There is a certain primitive joy that comes with handling yarn. Knitters understand this feeling. So do cats.
Now Chillingo wants you to make a little yarn art with Find the Line, a puzzle game that's all about pulling some strings.
Here's a real yarn
Each level in Find the Line starts by presenting you with one or more objects made of "string." By selecting an item and manipulating a moving bar at the bottom of the screen, you can unravel these objects, study the seemingly random shapes they make, and put them back together as a totally new object.
It's not difficult to successfully complete a level of Find the Line. Basically, playing around with the moving bar will eventually get you where you need to be, though a bit of creative thinking and foresight never hurts.
Later puzzles also drop clever hints about what you're supposed to be making.

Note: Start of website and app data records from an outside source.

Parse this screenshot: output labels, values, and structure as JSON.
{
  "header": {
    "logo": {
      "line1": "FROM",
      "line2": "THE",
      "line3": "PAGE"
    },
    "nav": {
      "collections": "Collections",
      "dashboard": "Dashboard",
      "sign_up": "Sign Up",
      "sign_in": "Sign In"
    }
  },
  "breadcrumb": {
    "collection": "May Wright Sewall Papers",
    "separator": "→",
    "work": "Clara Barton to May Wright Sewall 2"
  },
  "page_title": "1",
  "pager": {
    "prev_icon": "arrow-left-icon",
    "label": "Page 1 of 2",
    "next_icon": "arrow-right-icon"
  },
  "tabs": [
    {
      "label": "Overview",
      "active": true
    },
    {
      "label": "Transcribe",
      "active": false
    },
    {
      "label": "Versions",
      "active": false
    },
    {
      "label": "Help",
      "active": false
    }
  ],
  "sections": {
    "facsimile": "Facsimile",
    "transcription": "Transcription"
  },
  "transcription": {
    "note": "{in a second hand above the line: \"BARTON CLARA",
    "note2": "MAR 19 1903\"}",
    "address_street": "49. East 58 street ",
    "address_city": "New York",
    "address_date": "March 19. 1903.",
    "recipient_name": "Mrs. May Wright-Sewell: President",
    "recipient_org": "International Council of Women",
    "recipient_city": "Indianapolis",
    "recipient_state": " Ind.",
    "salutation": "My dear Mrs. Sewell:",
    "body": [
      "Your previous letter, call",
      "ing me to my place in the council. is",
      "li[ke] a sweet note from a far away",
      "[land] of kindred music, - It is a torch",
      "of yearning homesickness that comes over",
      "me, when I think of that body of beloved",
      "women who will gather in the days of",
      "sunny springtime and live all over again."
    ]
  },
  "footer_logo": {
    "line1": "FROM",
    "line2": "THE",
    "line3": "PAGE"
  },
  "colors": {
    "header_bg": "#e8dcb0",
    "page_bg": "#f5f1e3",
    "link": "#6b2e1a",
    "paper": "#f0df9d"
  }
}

For instance, as you play around with three teabags that are meant to form a teapot, you may notice the strings form small, related pictures of teacups to help nudge you in the right direction.
These hints make the game even easier, but Find the Line isn't meant to make you sweat. Its wonderfully simplistic graphics and soothing soundtrack indicate the game exists to help you chill out after a hard day.
It's therefore pretty unfortunate that Chillingo opted to monetise Find the Line with a loud and invasive free to play system.
There's nothing wrong with ads and other free to play trappings as long as they're implemented well - preferably seamlessly.
Find the Line's monetisation mechanics rip through your gameplay session like a Mac truck through a tea ceremony. Every time you finish a puzzle, your satisfaction and calm aura are shattered by a long and loud video ad.
Look, Chillingo, I'm well aware that Clash of Clans exists, and the game certainly has its own merits, but if I'm playing a game like Find the Line, chances are I don't want to be interrupted by an advertisement full of screaming barbarians.
At the time of writing, there isn't even an option to pay and make the ads go away.
Take the hint
Find the Line also lets you buy hint packs that nudge you in the right direction if you're having a hard time pulling a sensible picture out of the yarn.
You begin with several freebies that let you preview the level's name (thereby cluing you into what you're supposed to be making), or positions one string in its correct place.
This method of monetisation is far less intrusive than the loud advertisements, but it still comes across as a little odd. If there was ever a game that should let players chip in a couple of dollars and be left alone to play, Find the Line is it.
Though its advertisements are unfortunate, Find the Line is still a unique and relaxing puzzle experience. If you can grit your teeth and push through the bombardment, you'll find a pretty charming game here.